**Work instruction:**
Which lines of the data contain the string "your"? Copy every one.

**Data to examine:**
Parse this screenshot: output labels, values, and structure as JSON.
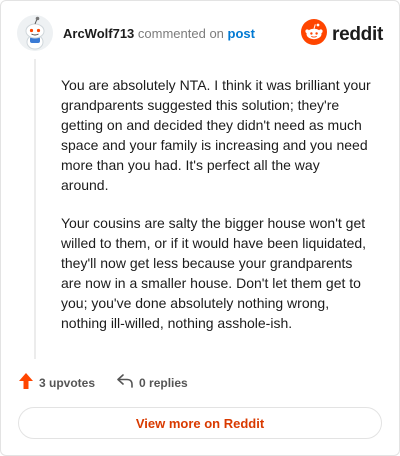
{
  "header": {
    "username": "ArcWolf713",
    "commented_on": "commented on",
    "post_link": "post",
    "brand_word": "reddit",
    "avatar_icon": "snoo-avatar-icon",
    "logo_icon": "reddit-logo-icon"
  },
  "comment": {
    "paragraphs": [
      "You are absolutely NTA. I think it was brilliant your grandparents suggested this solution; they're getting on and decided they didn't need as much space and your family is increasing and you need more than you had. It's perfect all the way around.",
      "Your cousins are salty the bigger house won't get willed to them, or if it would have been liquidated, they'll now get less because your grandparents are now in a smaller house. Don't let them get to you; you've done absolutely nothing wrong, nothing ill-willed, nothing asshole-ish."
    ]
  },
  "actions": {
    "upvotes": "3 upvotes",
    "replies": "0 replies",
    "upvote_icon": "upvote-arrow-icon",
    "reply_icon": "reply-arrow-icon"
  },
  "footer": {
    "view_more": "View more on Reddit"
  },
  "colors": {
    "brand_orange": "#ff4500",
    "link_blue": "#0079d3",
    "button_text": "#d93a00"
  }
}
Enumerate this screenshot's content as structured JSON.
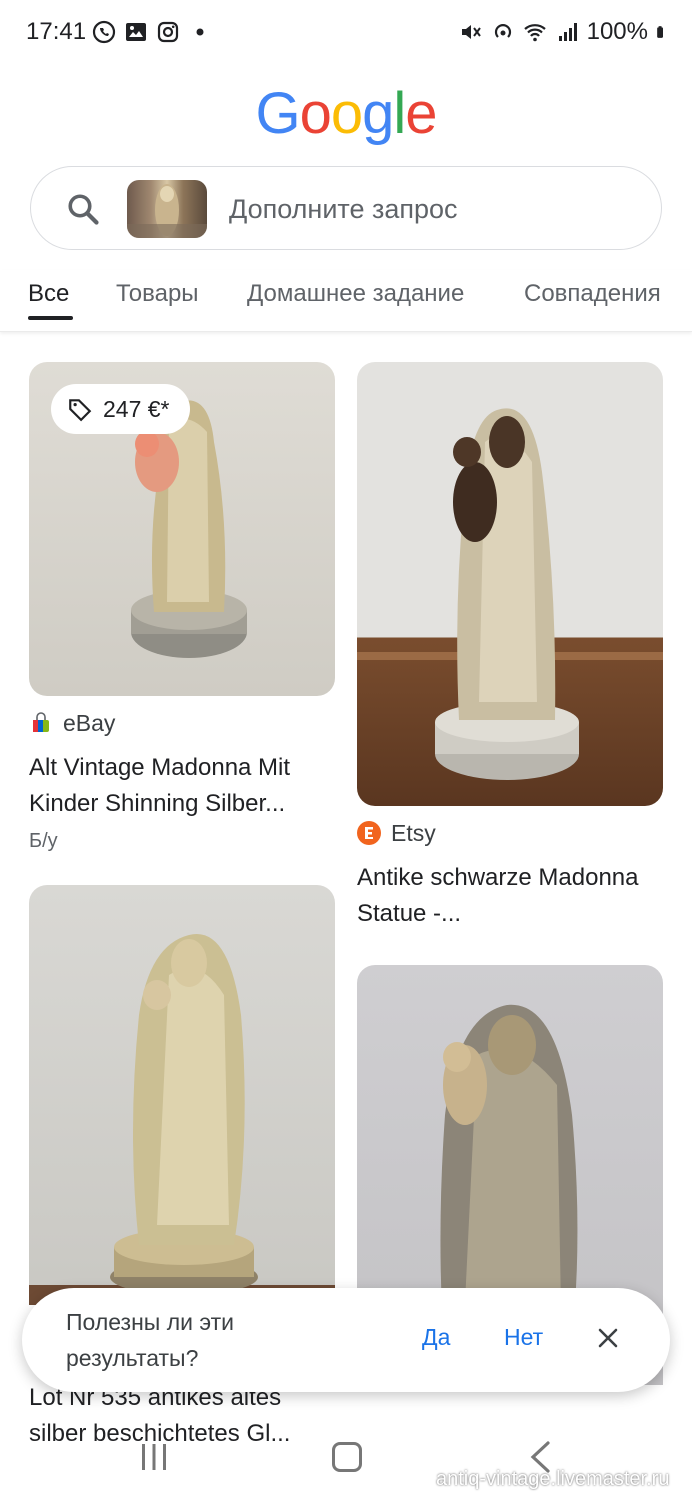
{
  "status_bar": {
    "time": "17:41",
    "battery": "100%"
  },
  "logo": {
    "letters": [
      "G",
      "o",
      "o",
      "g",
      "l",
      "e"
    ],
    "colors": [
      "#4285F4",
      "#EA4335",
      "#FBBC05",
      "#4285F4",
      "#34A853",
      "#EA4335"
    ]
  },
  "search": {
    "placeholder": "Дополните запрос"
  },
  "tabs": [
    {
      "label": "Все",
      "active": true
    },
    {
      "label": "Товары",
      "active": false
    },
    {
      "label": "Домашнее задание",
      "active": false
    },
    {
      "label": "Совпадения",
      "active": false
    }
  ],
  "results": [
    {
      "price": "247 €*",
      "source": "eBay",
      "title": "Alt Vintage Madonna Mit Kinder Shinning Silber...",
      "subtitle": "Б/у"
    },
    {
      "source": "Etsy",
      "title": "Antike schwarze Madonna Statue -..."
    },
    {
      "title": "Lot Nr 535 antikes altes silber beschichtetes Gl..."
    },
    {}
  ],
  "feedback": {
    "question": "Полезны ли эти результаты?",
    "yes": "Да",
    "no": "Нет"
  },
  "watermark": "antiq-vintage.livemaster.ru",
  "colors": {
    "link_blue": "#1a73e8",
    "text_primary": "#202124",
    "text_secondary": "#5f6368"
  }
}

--

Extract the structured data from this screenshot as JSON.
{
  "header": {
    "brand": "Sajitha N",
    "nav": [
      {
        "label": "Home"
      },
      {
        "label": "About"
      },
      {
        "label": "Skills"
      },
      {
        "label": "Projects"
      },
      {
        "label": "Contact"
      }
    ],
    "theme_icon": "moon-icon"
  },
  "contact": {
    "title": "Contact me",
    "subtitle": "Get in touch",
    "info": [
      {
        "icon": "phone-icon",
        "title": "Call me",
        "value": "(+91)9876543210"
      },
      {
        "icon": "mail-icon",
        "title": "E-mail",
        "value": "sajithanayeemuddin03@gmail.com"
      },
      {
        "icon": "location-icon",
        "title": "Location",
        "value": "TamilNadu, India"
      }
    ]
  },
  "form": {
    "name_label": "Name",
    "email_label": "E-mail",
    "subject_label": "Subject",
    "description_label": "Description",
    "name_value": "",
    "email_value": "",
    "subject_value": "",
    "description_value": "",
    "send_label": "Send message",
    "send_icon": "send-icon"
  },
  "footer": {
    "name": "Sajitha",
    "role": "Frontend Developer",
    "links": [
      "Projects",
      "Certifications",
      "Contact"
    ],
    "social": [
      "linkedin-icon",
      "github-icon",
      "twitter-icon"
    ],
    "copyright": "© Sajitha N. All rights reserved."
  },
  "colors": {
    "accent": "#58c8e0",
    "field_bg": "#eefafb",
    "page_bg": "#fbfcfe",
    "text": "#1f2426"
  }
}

**Answer box:**
      "You are absolutely NTA. I think it was brilliant your grandparents suggested this solution; they're getting on and decided they didn't need as much space and your family is increasing and you need more than you had. It's perfect all the way around.",
      "Your cousins are salty the bigger house won't get willed to them, or if it would have been liquidated, they'll now get less because your grandparents are now in a smaller house. Don't let them get to you; you've done absolutely nothing wrong, nothing ill-willed, nothing asshole-ish."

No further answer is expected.